> _What to do_: Would you copy each line of the records that includes the word "cursor"?

Dataset rows for apps and sites:
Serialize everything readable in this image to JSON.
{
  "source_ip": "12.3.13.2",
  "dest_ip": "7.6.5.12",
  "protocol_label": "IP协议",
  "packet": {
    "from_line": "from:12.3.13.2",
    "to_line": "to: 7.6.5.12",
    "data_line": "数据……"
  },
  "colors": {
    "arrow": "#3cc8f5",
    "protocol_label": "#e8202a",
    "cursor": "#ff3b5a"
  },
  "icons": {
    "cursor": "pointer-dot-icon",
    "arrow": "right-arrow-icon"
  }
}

> _Result for this task_:
    "cursor": "#ff3b5a"
    "cursor": "pointer-dot-icon",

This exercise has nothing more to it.